the Microsoft Devices team in a blog post last week. "To make this goal a reality, we enabled a new feature that lets your new Microsoft Band's GPS sample your location in intervals, rather than continuously, by turning on GPS Power Saver."
The app's mapping capabilities remain intact, assured Microsoft.
"Even with GPS Power Saver turned on, Microsoft Health will still map your route in the mobile app and web dashboard. Get to the finish with your full performance summary and observations, even on those long runs or rides," stated the company.
The update also includes a new weight-tracking option.
"Track changes to your weight, and get a current approximation of your BMI [body mass index] with the Microsoft Health app's new weight-tracking feature," stated the Devices group. "Enter your weight regularly into the Microsoft Health app, then view in one or three month charts—or see your complete history to-date in the Microsoft Health app," they instructed.
Microsoft first unveiled the Band 2 fitness wearable
in October during a Windows hardware event in New York City. Packed with 11 sensors—one more than the original Band, namely a barometer—the company's latest entry into the growing wearables market
can track a user's heart rate, skin temperature and changes in elevation, like those resulting from climbing stairs or going on a hike.
Though full-featured, the Band 2 faces renewed competition from Fitbit.
During this the Consumer Electronics Show (CES) in Las Vegas last month, Fitbit unveiled the Blaze, a device that blurs the line between fitness bands and smartwatches. Priced at $199.95, the Fitbit Blaze
features a color touch screen, guided workouts and automatic workout tracking.
Fitbit claims the wearable, which is available in March, can last five days between charges.

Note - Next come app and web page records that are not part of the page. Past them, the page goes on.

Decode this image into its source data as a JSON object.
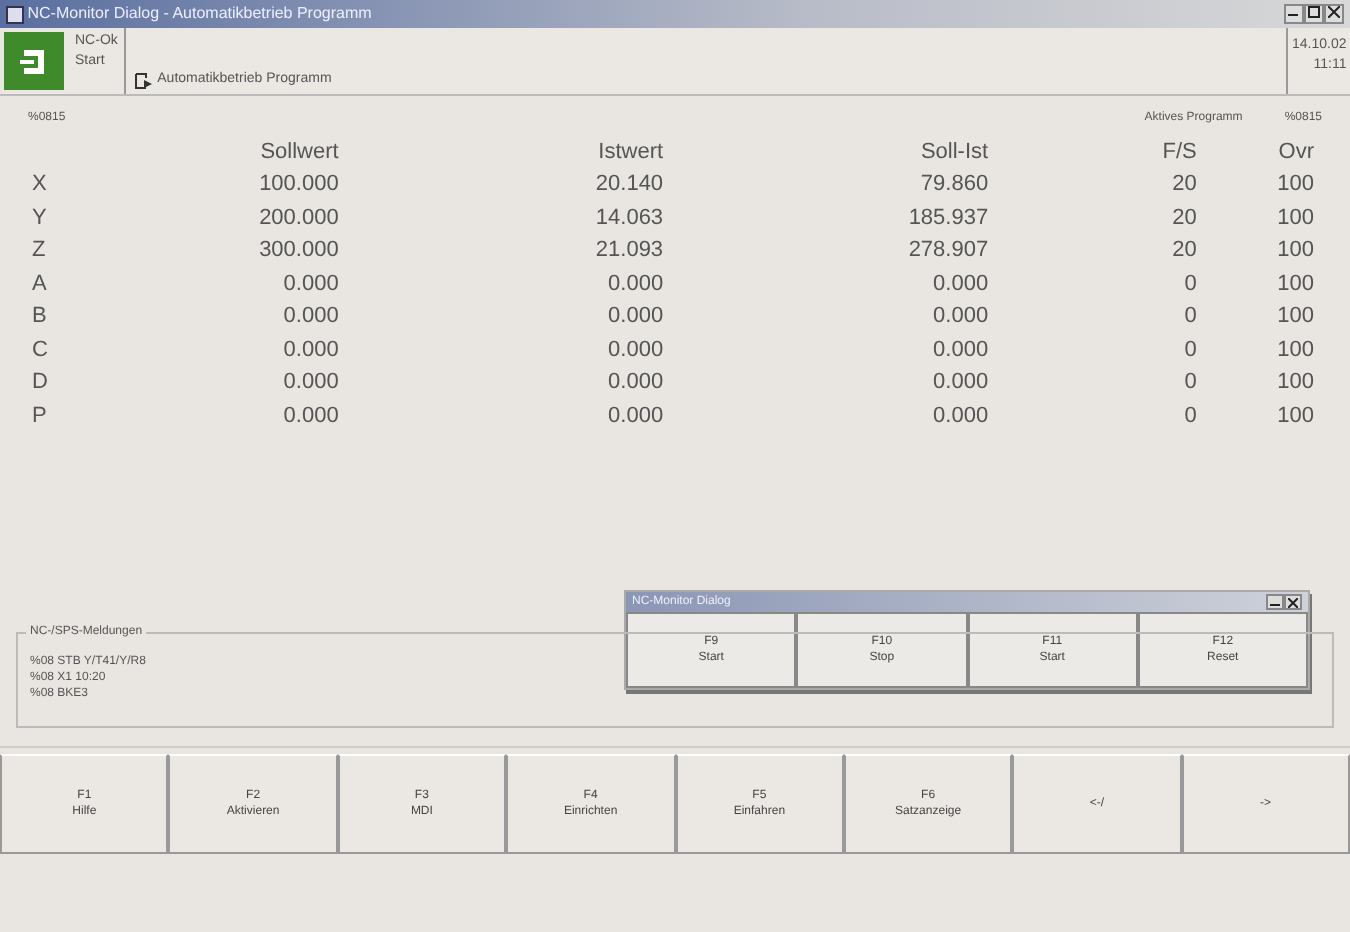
{
  "window": {
    "title": "NC-Monitor Dialog - Automatikbetrieb Programm"
  },
  "header": {
    "status": [
      "NC-Ok",
      "Start"
    ],
    "mode": "Automatikbetrieb Programm",
    "clock": [
      "14.10.02",
      "11:11"
    ]
  },
  "program": {
    "name": "%0815",
    "active_label": "Aktives Programm",
    "active_name": "%0815"
  },
  "table": {
    "columns": [
      "Sollwert",
      "Istwert",
      "Soll-Ist",
      "F/S",
      "Ovr"
    ],
    "rows": [
      {
        "axis": "X",
        "values": [
          "100.000",
          "20.140",
          "79.860",
          "20",
          "100"
        ]
      },
      {
        "axis": "Y",
        "values": [
          "200.000",
          "14.063",
          "185.937",
          "20",
          "100"
        ]
      },
      {
        "axis": "Z",
        "values": [
          "300.000",
          "21.093",
          "278.907",
          "20",
          "100"
        ]
      },
      {
        "axis": "A",
        "values": [
          "0.000",
          "0.000",
          "0.000",
          "0",
          "100"
        ]
      },
      {
        "axis": "B",
        "values": [
          "0.000",
          "0.000",
          "0.000",
          "0",
          "100"
        ]
      },
      {
        "axis": "C",
        "values": [
          "0.000",
          "0.000",
          "0.000",
          "0",
          "100"
        ]
      },
      {
        "axis": "D",
        "values": [
          "0.000",
          "0.000",
          "0.000",
          "0",
          "100"
        ]
      },
      {
        "axis": "P",
        "values": [
          "0.000",
          "0.000",
          "0.000",
          "0",
          "100"
        ]
      }
    ]
  },
  "popup": {
    "title": "NC-Monitor Dialog",
    "buttons": [
      {
        "key": "F9",
        "label": "Start"
      },
      {
        "key": "F10",
        "label": "Stop"
      },
      {
        "key": "F11",
        "label": "Start"
      },
      {
        "key": "F12",
        "label": "Reset"
      }
    ]
  },
  "messages": {
    "title": "NC-/SPS-Meldungen",
    "lines": [
      [
        "%08",
        "STB",
        "Y/T41/Y/R8"
      ],
      [
        "%08",
        "X1",
        "10:20"
      ],
      [
        "%08",
        "BKE3"
      ]
    ]
  },
  "softkeys": [
    {
      "key": "F1",
      "label": "Hilfe"
    },
    {
      "key": "F2",
      "label": "Aktivieren"
    },
    {
      "key": "F3",
      "label": "MDI"
    },
    {
      "key": "F4",
      "label": "Einrichten"
    },
    {
      "key": "F5",
      "label": "Einfahren"
    },
    {
      "key": "F6",
      "label": "Satzanzeige"
    },
    {
      "label": "<-/"
    },
    {
      "label": "->"
    }
  ]
}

Multiple watch faces along with interchangeable bands and frames are among the Blaze's customization options.
Apple, meanwhile, has emerged a wearables leader despite its short time in the market.
After the April 24 release of the Apple Watch, the company quickly became the smartwatch maker to beat. By the end of 2015, Apple claimed 52 percent of the market
, according to new data released by IT research firm Juniper last month. "We expect Apple to remain the largest single player, as it has been the most heavily-marketed smartwatch to date and iOS users typically have more disposable income to spend on devices like smartwatches," Juniper research author James Moar told eWEEK's